§ **What is required**: In the records, find each line where "devices" occurs, and copy it.

(Data for analysis begins)

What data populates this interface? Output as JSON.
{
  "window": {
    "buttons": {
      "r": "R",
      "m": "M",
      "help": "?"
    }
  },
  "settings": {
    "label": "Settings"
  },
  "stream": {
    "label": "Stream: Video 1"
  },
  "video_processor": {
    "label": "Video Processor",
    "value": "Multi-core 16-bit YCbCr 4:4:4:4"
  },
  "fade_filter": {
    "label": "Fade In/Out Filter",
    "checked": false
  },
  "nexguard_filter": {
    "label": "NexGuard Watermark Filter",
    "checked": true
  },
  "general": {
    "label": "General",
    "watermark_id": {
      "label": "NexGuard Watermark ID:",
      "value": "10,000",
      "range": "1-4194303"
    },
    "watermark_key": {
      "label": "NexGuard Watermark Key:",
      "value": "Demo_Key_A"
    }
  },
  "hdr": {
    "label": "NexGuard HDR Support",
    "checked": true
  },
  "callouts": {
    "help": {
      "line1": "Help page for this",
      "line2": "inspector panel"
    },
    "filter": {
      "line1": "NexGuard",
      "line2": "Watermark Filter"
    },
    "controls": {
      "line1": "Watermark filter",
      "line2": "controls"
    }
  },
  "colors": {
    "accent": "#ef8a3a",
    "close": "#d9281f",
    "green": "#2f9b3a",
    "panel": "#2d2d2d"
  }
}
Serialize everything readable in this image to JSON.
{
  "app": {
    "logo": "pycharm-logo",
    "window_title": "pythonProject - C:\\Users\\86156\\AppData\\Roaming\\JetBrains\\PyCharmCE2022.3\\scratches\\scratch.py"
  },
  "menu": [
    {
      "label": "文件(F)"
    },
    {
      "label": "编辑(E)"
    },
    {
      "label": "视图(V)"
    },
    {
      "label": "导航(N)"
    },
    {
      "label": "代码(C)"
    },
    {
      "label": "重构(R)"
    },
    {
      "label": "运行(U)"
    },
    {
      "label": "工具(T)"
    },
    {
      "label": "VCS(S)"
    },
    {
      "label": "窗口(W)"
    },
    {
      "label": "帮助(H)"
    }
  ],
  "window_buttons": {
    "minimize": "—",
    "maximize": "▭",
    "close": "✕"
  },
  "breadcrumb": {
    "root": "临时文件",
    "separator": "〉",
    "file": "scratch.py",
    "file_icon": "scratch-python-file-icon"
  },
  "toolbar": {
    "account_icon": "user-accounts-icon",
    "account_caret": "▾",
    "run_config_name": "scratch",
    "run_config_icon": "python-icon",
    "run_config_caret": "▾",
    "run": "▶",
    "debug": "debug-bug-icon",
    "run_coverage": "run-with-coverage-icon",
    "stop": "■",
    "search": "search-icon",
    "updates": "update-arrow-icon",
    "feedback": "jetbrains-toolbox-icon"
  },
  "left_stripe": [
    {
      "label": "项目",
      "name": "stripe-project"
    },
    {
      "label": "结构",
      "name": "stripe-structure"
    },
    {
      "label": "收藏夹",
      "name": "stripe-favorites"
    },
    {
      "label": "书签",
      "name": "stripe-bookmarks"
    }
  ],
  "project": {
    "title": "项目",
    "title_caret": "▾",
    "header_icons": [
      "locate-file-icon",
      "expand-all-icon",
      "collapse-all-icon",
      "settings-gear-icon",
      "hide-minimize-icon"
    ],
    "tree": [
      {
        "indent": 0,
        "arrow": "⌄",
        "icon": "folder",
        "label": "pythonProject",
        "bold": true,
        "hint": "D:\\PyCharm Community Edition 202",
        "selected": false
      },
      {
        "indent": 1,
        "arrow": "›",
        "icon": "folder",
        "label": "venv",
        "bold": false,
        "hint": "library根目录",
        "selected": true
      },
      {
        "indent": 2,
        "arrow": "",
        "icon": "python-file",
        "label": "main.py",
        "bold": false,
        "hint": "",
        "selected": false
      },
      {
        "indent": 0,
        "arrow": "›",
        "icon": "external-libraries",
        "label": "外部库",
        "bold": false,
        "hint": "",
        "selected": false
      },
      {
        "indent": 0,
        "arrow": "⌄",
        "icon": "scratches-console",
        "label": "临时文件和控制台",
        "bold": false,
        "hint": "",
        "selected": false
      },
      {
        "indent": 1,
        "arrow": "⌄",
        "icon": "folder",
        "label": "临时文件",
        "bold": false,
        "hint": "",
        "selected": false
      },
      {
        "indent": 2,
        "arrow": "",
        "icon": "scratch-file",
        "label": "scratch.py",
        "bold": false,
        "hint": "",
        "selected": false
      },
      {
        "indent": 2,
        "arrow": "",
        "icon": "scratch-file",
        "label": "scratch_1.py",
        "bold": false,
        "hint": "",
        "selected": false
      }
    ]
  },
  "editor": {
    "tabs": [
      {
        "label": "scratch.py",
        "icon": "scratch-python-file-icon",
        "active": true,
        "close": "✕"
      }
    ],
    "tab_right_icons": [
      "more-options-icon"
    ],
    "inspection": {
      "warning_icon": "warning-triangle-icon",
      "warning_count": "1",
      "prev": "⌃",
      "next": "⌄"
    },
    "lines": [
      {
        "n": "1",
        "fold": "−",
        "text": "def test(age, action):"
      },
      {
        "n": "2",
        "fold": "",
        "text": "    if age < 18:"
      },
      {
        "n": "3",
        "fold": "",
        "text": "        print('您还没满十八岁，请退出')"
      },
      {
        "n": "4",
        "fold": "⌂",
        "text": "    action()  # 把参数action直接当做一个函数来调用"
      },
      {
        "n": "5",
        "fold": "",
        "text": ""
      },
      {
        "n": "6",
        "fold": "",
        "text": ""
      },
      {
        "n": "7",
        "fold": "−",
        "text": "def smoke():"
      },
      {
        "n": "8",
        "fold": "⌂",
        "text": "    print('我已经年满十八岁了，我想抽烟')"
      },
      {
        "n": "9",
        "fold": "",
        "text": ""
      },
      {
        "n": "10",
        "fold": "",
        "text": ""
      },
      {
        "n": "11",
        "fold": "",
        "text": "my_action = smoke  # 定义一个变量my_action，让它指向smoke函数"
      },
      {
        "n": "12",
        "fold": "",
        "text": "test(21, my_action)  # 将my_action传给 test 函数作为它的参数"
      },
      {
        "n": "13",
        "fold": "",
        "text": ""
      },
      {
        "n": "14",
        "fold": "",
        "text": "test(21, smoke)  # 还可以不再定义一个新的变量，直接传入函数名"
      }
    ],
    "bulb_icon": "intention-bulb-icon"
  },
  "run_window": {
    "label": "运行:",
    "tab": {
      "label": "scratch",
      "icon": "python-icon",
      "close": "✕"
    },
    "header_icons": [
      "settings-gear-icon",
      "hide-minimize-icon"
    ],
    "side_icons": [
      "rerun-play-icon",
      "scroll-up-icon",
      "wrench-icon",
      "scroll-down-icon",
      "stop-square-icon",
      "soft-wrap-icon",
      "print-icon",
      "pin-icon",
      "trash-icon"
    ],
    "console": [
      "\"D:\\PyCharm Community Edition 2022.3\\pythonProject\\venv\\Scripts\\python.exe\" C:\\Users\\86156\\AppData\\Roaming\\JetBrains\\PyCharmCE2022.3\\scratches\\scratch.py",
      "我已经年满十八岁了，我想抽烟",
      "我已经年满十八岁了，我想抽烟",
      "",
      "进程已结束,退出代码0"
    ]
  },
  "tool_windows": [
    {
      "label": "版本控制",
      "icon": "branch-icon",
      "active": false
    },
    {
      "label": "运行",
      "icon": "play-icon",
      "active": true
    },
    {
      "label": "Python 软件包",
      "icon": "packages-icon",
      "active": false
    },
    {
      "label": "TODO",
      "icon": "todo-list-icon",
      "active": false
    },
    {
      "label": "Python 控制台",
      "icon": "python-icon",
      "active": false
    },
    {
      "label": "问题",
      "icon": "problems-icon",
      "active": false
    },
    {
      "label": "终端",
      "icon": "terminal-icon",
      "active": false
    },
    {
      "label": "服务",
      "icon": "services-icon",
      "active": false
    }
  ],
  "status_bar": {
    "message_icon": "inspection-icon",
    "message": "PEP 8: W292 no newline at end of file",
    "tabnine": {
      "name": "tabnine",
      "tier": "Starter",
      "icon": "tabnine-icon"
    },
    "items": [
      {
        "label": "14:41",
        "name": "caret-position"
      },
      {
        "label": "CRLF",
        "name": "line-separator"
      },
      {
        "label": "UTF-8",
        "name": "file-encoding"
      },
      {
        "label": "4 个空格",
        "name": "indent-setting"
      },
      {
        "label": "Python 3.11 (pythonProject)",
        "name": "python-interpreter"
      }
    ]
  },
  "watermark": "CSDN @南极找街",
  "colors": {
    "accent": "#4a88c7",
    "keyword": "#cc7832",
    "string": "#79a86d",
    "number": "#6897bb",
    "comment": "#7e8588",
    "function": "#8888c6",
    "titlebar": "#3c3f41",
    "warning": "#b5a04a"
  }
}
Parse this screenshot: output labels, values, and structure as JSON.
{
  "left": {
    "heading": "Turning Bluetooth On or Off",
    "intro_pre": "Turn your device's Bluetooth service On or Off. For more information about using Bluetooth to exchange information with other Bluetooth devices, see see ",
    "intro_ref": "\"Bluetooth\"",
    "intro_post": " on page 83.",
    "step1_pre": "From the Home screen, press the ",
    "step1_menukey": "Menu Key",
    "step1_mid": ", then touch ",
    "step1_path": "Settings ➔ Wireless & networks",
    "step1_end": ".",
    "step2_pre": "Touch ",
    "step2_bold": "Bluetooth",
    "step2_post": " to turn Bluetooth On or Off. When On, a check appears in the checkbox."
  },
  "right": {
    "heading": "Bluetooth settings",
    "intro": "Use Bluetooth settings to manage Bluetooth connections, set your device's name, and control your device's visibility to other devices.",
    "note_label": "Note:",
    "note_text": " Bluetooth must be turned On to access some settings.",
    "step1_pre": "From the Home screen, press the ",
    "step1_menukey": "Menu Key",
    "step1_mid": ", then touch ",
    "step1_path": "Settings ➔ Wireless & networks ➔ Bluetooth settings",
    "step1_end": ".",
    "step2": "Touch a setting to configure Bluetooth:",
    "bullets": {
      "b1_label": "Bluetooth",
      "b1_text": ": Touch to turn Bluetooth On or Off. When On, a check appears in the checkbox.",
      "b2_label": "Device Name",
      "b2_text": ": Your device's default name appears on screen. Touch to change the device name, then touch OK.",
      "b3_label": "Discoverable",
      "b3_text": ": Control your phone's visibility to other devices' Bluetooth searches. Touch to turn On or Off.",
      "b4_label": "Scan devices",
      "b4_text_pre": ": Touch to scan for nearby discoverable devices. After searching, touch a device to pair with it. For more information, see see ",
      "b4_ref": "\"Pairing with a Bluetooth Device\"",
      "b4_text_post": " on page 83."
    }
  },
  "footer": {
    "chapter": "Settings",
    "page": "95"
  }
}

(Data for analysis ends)

§ **Result below**:
    "intro_pre": "Turn your device's Bluetooth service On or Off. For more information about using Bluetooth to exchange information with other Bluetooth devices, see see ",
    "intro": "Use Bluetooth settings to manage Bluetooth connections, set your device's name, and control your device's visibility to other devices.",
      "b3_text": ": Control your phone's visibility to other devices' Bluetooth searches. Touch to turn On or Off.",
      "b4_label": "Scan devices",
      "b4_text_pre": ": Touch to scan for nearby discoverable devices. After searching, touch a device to pair with it. For more information, see see ",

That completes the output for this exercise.